I’m Faye, and I’m a new software engineer at Neighborly! I recently moved to San Francisco from New York and I’m predictably struggling to find a home, but trying to embrace my semi-permanent nomadic status. I’m loving all the surfing, skiing, and biking, but I’m still a little disappointed with the clear downgrades in terms of pizza, bagels, and seasons.
My name is Derek and this week I joined Neighborly as a Software Engineer.
I'm a Brazilian-American dual citizen, and came to the US at age 18, originally as a live-in nanny for six year-old twins. I went to Berkeley for Economics and have a diverse background that includes working in grant allocation for urban development in Africa, founding a startup as a non-technical founder, financial analysis, and software engineering.
What does the word “community” mean to you? For some, community means the four-block radius surrounding their homes. For others, community means their entire neighborhood, city, or town. Regardless of how you define your community, you should know that you can play an active role in building it and helping it grow.
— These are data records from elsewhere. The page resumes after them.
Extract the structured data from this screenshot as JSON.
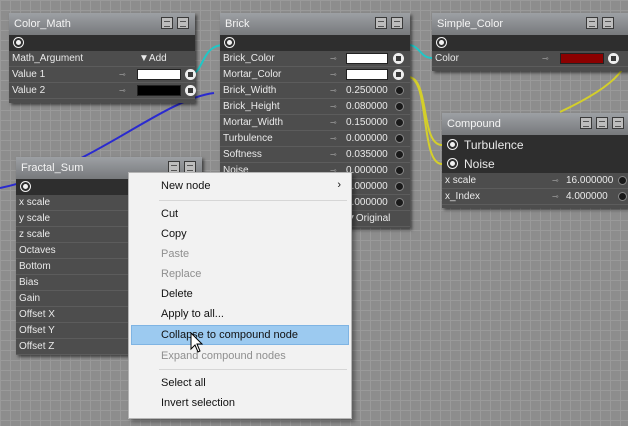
{
  "nodes": {
    "color_math": {
      "title": "Color_Math",
      "rows": [
        {
          "label": "Math_Argument",
          "value": "▼Add"
        },
        {
          "label": "Value 1"
        },
        {
          "label": "Value 2"
        }
      ],
      "colors": {
        "value1": "#ffffff",
        "value2": "#000000"
      }
    },
    "brick": {
      "title": "Brick",
      "rows": [
        {
          "label": "Brick_Color",
          "value": ""
        },
        {
          "label": "Mortar_Color",
          "value": ""
        },
        {
          "label": "Brick_Width",
          "value": "0.250000"
        },
        {
          "label": "Brick_Height",
          "value": "0.080000"
        },
        {
          "label": "Mortar_Width",
          "value": "0.150000"
        },
        {
          "label": "Turbulence",
          "value": "0.000000"
        },
        {
          "label": "Softness",
          "value": "0.035000"
        },
        {
          "label": "Noise",
          "value": "0.000000"
        },
        {
          "label": "",
          "value": "0.000000"
        },
        {
          "label": "",
          "value": "0.000000"
        },
        {
          "label": "",
          "value": "▼Original"
        }
      ]
    },
    "simple_color": {
      "title": "Simple_Color",
      "rows": [
        {
          "label": "Color"
        }
      ],
      "colors": {
        "color": "#8b0000"
      }
    },
    "compound": {
      "title": "Compound",
      "inputs": [
        "Turbulence",
        "Noise"
      ],
      "rows": [
        {
          "label": "x scale",
          "value": "16.000000"
        },
        {
          "label": "x_Index",
          "value": "4.000000"
        }
      ]
    },
    "fractal_sum": {
      "title": "Fractal_Sum",
      "rows": [
        "x scale",
        "y scale",
        "z scale",
        "Octaves",
        "Bottom",
        "Bias",
        "Gain",
        "Offset X",
        "Offset Y",
        "Offset Z"
      ]
    }
  },
  "context_menu": {
    "items": [
      {
        "label": "New node",
        "submenu": "›",
        "enabled": true
      },
      {
        "label": "Cut",
        "enabled": true
      },
      {
        "label": "Copy",
        "enabled": true
      },
      {
        "label": "Paste",
        "enabled": false
      },
      {
        "label": "Replace",
        "enabled": false
      },
      {
        "label": "Delete",
        "enabled": true
      },
      {
        "label": "Apply to all...",
        "enabled": true
      },
      {
        "label": "Collapse to compound node",
        "enabled": true,
        "highlighted": true
      },
      {
        "label": "Expand compound nodes",
        "enabled": false
      },
      {
        "label": "Select all",
        "enabled": true
      },
      {
        "label": "Invert selection",
        "enabled": true
      }
    ]
  },
  "colors": {
    "canvas": "#8d8d8d",
    "node_body": "#4d4d4d",
    "wire_cyan": "#1fc7c7",
    "wire_blue": "#2a2ad0",
    "wire_yellow": "#d4cf2a",
    "menu_highlight": "#9ccaf0"
  }
}
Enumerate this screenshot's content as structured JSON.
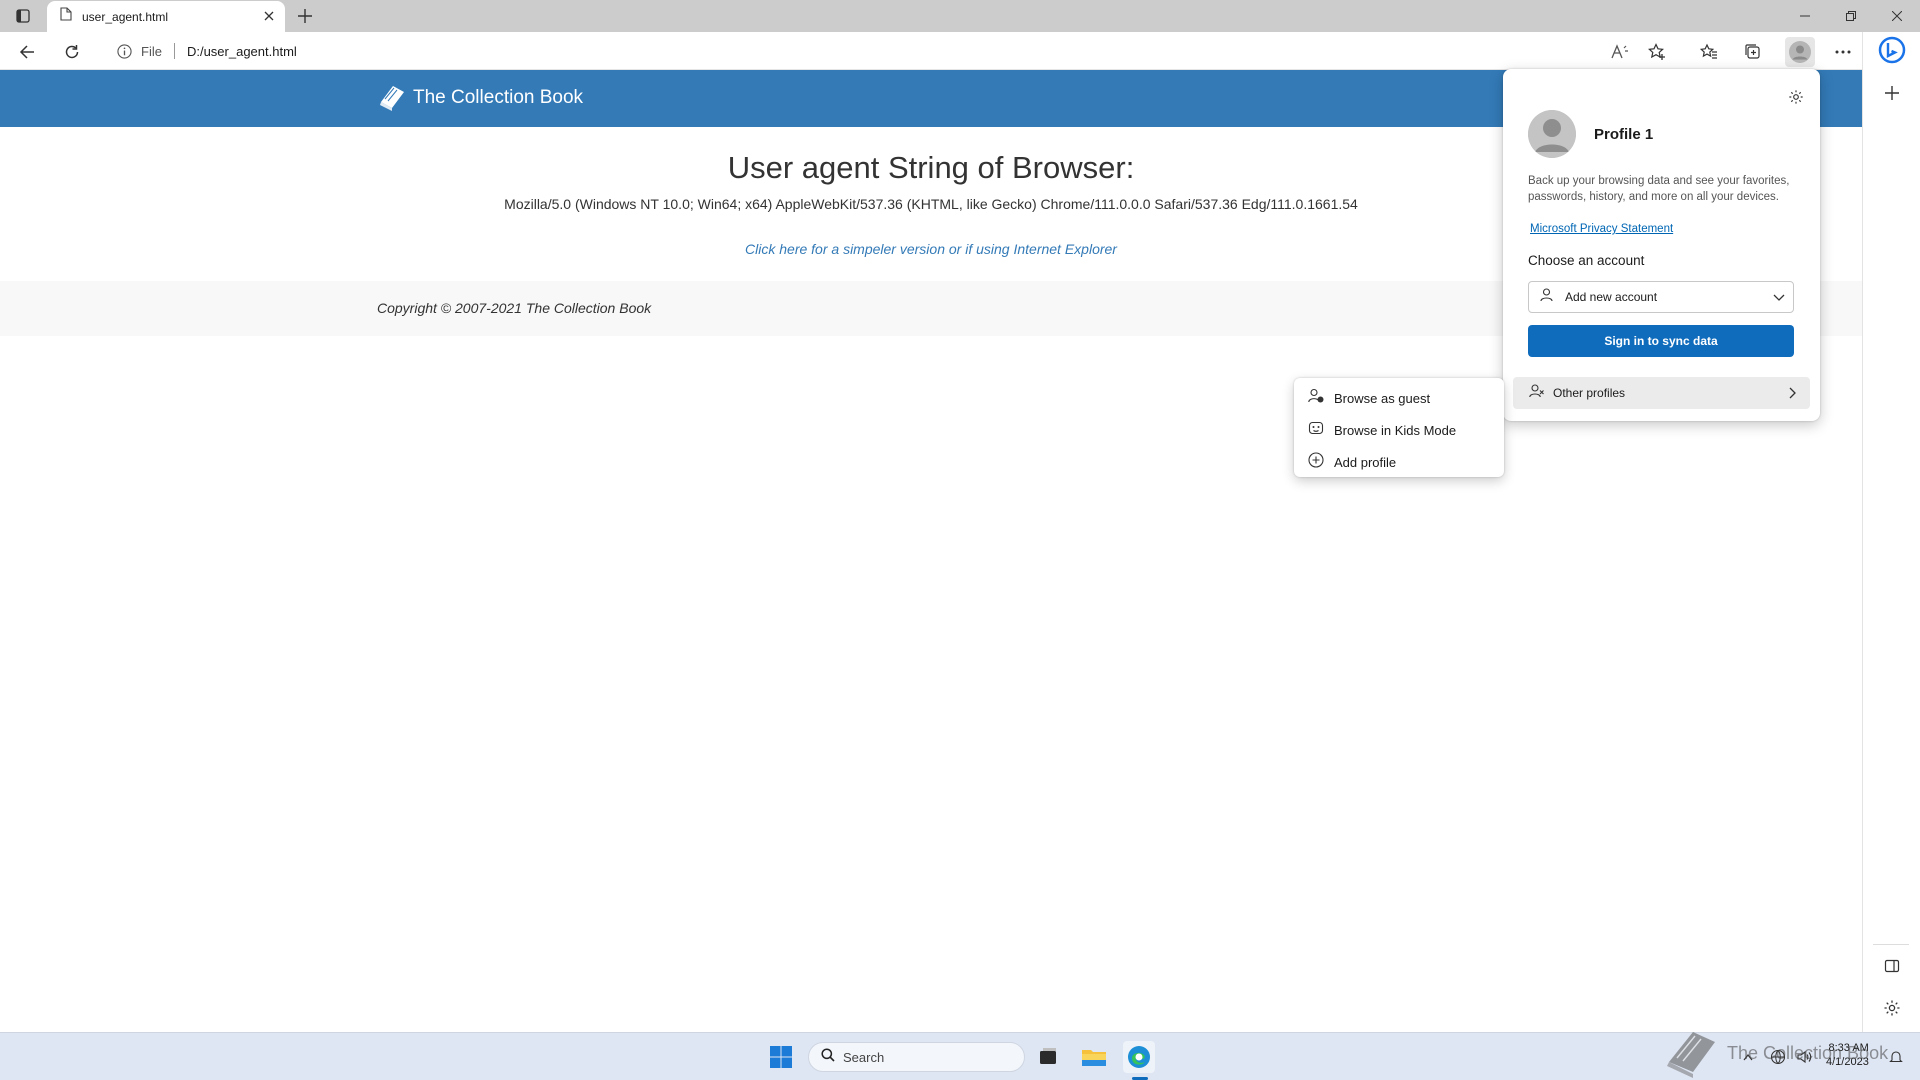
{
  "browser": {
    "tab_title": "user_agent.html",
    "address_scheme": "File",
    "address_url": "D:/user_agent.html"
  },
  "page": {
    "brand": "The Collection Book",
    "heading": "User agent String of Browser:",
    "user_agent": "Mozilla/5.0 (Windows NT 10.0; Win64; x64) AppleWebKit/537.36 (KHTML, like Gecko) Chrome/111.0.0.0 Safari/537.36 Edg/111.0.1661.54",
    "simple_link": "Click here for a simpeler version or if using Internet Explorer",
    "copyright": "Copyright © 2007-2021 The Collection Book"
  },
  "profile_flyout": {
    "profile_name": "Profile 1",
    "description": "Back up your browsing data and see your favorites, passwords, history, and more on all your devices.",
    "privacy_link": "Microsoft Privacy Statement",
    "choose_label": "Choose an account",
    "account_select_value": "Add new account",
    "sync_button": "Sign in to sync data",
    "other_profiles": "Other profiles"
  },
  "submenu": {
    "items": [
      {
        "label": "Browse as guest",
        "icon": "guest-icon"
      },
      {
        "label": "Browse in Kids Mode",
        "icon": "kids-mode-icon"
      },
      {
        "label": "Add profile",
        "icon": "add-circle-icon"
      }
    ]
  },
  "taskbar": {
    "search_placeholder": "Search",
    "time": "8:33 AM",
    "date": "4/1/2023"
  },
  "watermark": {
    "text": "The Collection Book"
  },
  "colors": {
    "header_blue": "#337ab7",
    "sync_button": "#0f6cbd",
    "link": "#337ab7"
  }
}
But how? There are countless opportunities to get started, and here’s the best part: You don’t need to be rich, or powerful, or of a certain age to make a real impact. The way to really make a difference over time is a series of small steps. Here are some great ways to get started.
I'm Lily and this week I joined the Neighborly team as a User Experience Designer.
Here's a little bit about me:
I'm a formally trained neuroscientist-turned-UX designer. I revel in the opportunities to design for complex systems and serve niche user populations.
If you’re ready to make an investment in education, you’re making a smart move. You can support your local schools and universities while making an investment in the most important human capital of all: students. And schools and students need investor’s help – public schools spend over $12,000 per student per year on average, and that’s just for K-12. Education may sound expensive, but as we all know, it’s a critical investment in the future of our economy and our communities.
While voluntourism is still a huge trend, what about doing the opposite, focusing your time, effort, and funds in your own local community? While there’s a lot to be gained by traveling far to make a contribution, community-driven projects are a great way for residents to take on the challenges facing their own neighborhood and many communities stand to benefit from this do-it-yourself approach to solving local problems.